• EXERCISE INSTRUCTIONS
Copy the records out again in full, keeping them identical.

Data about app and page elements
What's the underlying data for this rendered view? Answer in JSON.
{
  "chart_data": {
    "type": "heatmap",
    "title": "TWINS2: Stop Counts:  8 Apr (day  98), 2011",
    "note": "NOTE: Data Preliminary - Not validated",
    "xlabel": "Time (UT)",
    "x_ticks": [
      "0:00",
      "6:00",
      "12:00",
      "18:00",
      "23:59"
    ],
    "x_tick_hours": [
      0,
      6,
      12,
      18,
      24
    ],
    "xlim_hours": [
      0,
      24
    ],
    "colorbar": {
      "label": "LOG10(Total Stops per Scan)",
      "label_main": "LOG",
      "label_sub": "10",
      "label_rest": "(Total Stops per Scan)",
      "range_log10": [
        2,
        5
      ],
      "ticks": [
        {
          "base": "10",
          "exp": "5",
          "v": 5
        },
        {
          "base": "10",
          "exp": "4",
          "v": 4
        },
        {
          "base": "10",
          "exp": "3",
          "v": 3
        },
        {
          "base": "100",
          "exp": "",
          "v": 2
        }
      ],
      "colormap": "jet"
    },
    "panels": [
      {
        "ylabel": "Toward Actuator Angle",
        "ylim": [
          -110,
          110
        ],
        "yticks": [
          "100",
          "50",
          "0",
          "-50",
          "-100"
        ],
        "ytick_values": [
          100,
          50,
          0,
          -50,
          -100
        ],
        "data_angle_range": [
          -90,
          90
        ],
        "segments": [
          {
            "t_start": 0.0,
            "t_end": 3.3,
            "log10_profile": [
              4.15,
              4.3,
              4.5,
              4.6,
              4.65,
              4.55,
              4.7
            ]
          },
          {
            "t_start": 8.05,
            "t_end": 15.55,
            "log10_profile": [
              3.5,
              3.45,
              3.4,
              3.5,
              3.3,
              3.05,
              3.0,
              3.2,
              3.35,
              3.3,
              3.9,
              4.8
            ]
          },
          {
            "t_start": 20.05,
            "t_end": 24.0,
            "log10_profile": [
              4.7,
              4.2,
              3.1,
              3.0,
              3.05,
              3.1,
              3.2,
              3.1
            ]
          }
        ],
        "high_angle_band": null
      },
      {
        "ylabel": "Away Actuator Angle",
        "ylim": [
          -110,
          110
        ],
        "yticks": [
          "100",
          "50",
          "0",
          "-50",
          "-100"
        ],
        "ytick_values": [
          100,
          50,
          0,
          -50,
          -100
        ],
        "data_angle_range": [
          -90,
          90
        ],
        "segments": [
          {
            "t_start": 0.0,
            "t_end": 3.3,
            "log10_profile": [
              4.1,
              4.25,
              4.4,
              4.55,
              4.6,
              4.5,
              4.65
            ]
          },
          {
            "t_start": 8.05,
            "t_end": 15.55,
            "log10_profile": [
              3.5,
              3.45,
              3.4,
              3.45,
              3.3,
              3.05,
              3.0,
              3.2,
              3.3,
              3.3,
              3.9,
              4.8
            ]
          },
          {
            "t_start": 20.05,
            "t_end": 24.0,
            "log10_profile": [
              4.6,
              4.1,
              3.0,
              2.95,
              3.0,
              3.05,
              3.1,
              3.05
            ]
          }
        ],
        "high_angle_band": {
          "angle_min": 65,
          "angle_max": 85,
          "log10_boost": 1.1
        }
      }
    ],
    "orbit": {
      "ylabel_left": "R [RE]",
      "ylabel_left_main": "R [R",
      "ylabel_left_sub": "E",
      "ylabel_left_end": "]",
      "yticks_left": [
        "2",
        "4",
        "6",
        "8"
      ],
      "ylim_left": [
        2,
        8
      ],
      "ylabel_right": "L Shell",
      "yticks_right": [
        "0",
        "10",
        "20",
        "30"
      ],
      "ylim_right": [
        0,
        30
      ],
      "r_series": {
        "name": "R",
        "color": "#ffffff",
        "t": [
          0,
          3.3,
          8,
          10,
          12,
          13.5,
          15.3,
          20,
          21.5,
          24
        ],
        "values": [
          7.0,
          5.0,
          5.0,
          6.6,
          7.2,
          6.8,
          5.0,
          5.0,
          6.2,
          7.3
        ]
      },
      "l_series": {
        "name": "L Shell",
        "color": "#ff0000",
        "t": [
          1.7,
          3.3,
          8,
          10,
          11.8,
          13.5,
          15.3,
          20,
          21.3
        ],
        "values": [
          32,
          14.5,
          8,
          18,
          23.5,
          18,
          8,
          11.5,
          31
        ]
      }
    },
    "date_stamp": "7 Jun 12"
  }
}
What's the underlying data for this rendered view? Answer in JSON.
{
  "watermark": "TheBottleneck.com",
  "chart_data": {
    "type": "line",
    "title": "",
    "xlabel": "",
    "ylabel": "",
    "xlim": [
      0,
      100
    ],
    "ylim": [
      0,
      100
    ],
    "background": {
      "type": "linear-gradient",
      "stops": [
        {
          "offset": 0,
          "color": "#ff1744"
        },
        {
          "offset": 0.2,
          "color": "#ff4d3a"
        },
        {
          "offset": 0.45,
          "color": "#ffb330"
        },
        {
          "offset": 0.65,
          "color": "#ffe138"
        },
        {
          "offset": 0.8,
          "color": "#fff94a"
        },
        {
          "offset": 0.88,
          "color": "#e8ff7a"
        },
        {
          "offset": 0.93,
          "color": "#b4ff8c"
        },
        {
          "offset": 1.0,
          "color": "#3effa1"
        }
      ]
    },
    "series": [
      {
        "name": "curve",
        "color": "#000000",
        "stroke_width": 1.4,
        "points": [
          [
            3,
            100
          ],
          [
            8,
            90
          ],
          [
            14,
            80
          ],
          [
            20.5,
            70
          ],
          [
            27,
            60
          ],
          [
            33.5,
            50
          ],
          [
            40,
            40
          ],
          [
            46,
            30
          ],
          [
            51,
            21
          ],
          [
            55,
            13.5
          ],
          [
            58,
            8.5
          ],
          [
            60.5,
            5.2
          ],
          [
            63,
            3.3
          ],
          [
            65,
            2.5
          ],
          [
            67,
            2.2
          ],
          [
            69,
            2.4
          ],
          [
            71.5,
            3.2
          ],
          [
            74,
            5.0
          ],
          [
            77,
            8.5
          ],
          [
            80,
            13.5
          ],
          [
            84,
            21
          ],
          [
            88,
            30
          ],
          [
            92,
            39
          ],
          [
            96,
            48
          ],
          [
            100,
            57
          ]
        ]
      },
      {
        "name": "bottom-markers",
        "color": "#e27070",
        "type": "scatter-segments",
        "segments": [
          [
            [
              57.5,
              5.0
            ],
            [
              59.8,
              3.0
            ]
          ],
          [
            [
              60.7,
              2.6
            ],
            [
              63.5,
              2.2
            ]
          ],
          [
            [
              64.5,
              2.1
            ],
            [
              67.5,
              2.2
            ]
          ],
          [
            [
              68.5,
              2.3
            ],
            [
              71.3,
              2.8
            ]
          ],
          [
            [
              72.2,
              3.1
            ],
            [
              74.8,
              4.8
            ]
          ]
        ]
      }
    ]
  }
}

• RESPONSE BOX
What's the underlying data for this rendered view? Answer in JSON.
{
  "chart_data": {
    "type": "heatmap",
    "title": "TWINS2: Stop Counts:  8 Apr (day  98), 2011",
    "note": "NOTE: Data Preliminary - Not validated",
    "xlabel": "Time (UT)",
    "x_ticks": [
      "0:00",
      "6:00",
      "12:00",
      "18:00",
      "23:59"
    ],
    "x_tick_hours": [
      0,
      6,
      12,
      18,
      24
    ],
    "xlim_hours": [
      0,
      24
    ],
    "colorbar": {
      "label": "LOG10(Total Stops per Scan)",
      "label_main": "LOG",
      "label_sub": "10",
      "label_rest": "(Total Stops per Scan)",
      "range_log10": [
        2,
        5
      ],
      "ticks": [
        {
          "base": "10",
          "exp": "5",
          "v": 5
        },
        {
          "base": "10",
          "exp": "4",
          "v": 4
        },
        {
          "base": "10",
          "exp": "3",
          "v": 3
        },
        {
          "base": "100",
          "exp": "",
          "v": 2
        }
      ],
      "colormap": "jet"
    },
    "panels": [
      {
        "ylabel": "Toward Actuator Angle",
        "ylim": [
          -110,
          110
        ],
        "yticks": [
          "100",
          "50",
          "0",
          "-50",
          "-100"
        ],
        "ytick_values": [
          100,
          50,
          0,
          -50,
          -100
        ],
        "data_angle_range": [
          -90,
          90
        ],
        "segments": [
          {
            "t_start": 0.0,
            "t_end": 3.3,
            "log10_profile": [
              4.15,
              4.3,
              4.5,
              4.6,
              4.65,
              4.55,
              4.7
            ]
          },
          {
            "t_start": 8.05,
            "t_end": 15.55,
            "log10_profile": [
              3.5,
              3.45,
              3.4,
              3.5,
              3.3,
              3.05,
              3.0,
              3.2,
              3.35,
              3.3,
              3.9,
              4.8
            ]
          },
          {
            "t_start": 20.05,
            "t_end": 24.0,
            "log10_profile": [
              4.7,
              4.2,
              3.1,
              3.0,
              3.05,
              3.1,
              3.2,
              3.1
            ]
          }
        ],
        "high_angle_band": null
      },
      {
        "ylabel": "Away Actuator Angle",
        "ylim": [
          -110,
          110
        ],
        "yticks": [
          "100",
          "50",
          "0",
          "-50",
          "-100"
        ],
        "ytick_values": [
          100,
          50,
          0,
          -50,
          -100
        ],
        "data_angle_range": [
          -90,
          90
        ],
        "segments": [
          {
            "t_start": 0.0,
            "t_end": 3.3,
            "log10_profile": [
              4.1,
              4.25,
              4.4,
              4.55,
              4.6,
              4.5,
              4.65
            ]
          },
          {
            "t_start": 8.05,
            "t_end": 15.55,
            "log10_profile": [
              3.5,
              3.45,
              3.4,
              3.45,
              3.3,
              3.05,
              3.0,
              3.2,
              3.3,
              3.3,
              3.9,
              4.8
            ]
          },
          {
            "t_start": 20.05,
            "t_end": 24.0,
            "log10_profile": [
              4.6,
              4.1,
              3.0,
              2.95,
              3.0,
              3.05,
              3.1,
              3.05
            ]
          }
        ],
        "high_angle_band": {
          "angle_min": 65,
          "angle_max": 85,
          "log10_boost": 1.1
        }
      }
    ],
    "orbit": {
      "ylabel_left": "R [RE]",
      "ylabel_left_main": "R [R",
      "ylabel_left_sub": "E",
      "ylabel_left_end": "]",
      "yticks_left": [
        "2",
        "4",
        "6",
        "8"
      ],
      "ylim_left": [
        2,
        8
      ],
      "ylabel_right": "L Shell",
      "yticks_right": [
        "0",
        "10",
        "20",
        "30"
      ],
      "ylim_right": [
        0,
        30
      ],
      "r_series": {
        "name": "R",
        "color": "#ffffff",
        "t": [
          0,
          3.3,
          8,
          10,
          12,
          13.5,
          15.3,
          20,
          21.5,
          24
        ],
        "values": [
          7.0,
          5.0,
          5.0,
          6.6,
          7.2,
          6.8,
          5.0,
          5.0,
          6.2,
          7.3
        ]
      },
      "l_series": {
        "name": "L Shell",
        "color": "#ff0000",
        "t": [
          1.7,
          3.3,
          8,
          10,
          11.8,
          13.5,
          15.3,
          20,
          21.3
        ],
        "values": [
          32,
          14.5,
          8,
          18,
          23.5,
          18,
          8,
          11.5,
          31
        ]
      }
    },
    "date_stamp": "7 Jun 12"
  }
}
What's the underlying data for this rendered view? Answer in JSON.
{
  "watermark": "TheBottleneck.com",
  "chart_data": {
    "type": "line",
    "title": "",
    "xlabel": "",
    "ylabel": "",
    "xlim": [
      0,
      100
    ],
    "ylim": [
      0,
      100
    ],
    "background": {
      "type": "linear-gradient",
      "stops": [
        {
          "offset": 0,
          "color": "#ff1744"
        },
        {
          "offset": 0.2,
          "color": "#ff4d3a"
        },
        {
          "offset": 0.45,
          "color": "#ffb330"
        },
        {
          "offset": 0.65,
          "color": "#ffe138"
        },
        {
          "offset": 0.8,
          "color": "#fff94a"
        },
        {
          "offset": 0.88,
          "color": "#e8ff7a"
        },
        {
          "offset": 0.93,
          "color": "#b4ff8c"
        },
        {
          "offset": 1.0,
          "color": "#3effa1"
        }
      ]
    },
    "series": [
      {
        "name": "curve",
        "color": "#000000",
        "stroke_width": 1.4,
        "points": [
          [
            3,
            100
          ],
          [
            8,
            90
          ],
          [
            14,
            80
          ],
          [
            20.5,
            70
          ],
          [
            27,
            60
          ],
          [
            33.5,
            50
          ],
          [
            40,
            40
          ],
          [
            46,
            30
          ],
          [
            51,
            21
          ],
          [
            55,
            13.5
          ],
          [
            58,
            8.5
          ],
          [
            60.5,
            5.2
          ],
          [
            63,
            3.3
          ],
          [
            65,
            2.5
          ],
          [
            67,
            2.2
          ],
          [
            69,
            2.4
          ],
          [
            71.5,
            3.2
          ],
          [
            74,
            5.0
          ],
          [
            77,
            8.5
          ],
          [
            80,
            13.5
          ],
          [
            84,
            21
          ],
          [
            88,
            30
          ],
          [
            92,
            39
          ],
          [
            96,
            48
          ],
          [
            100,
            57
          ]
        ]
      },
      {
        "name": "bottom-markers",
        "color": "#e27070",
        "type": "scatter-segments",
        "segments": [
          [
            [
              57.5,
              5.0
            ],
            [
              59.8,
              3.0
            ]
          ],
          [
            [
              60.7,
              2.6
            ],
            [
              63.5,
              2.2
            ]
          ],
          [
            [
              64.5,
              2.1
            ],
            [
              67.5,
              2.2
            ]
          ],
          [
            [
              68.5,
              2.3
            ],
            [
              71.3,
              2.8
            ]
          ],
          [
            [
              72.2,
              3.1
            ],
            [
              74.8,
              4.8
            ]
          ]
        ]
      }
    ]
  }
}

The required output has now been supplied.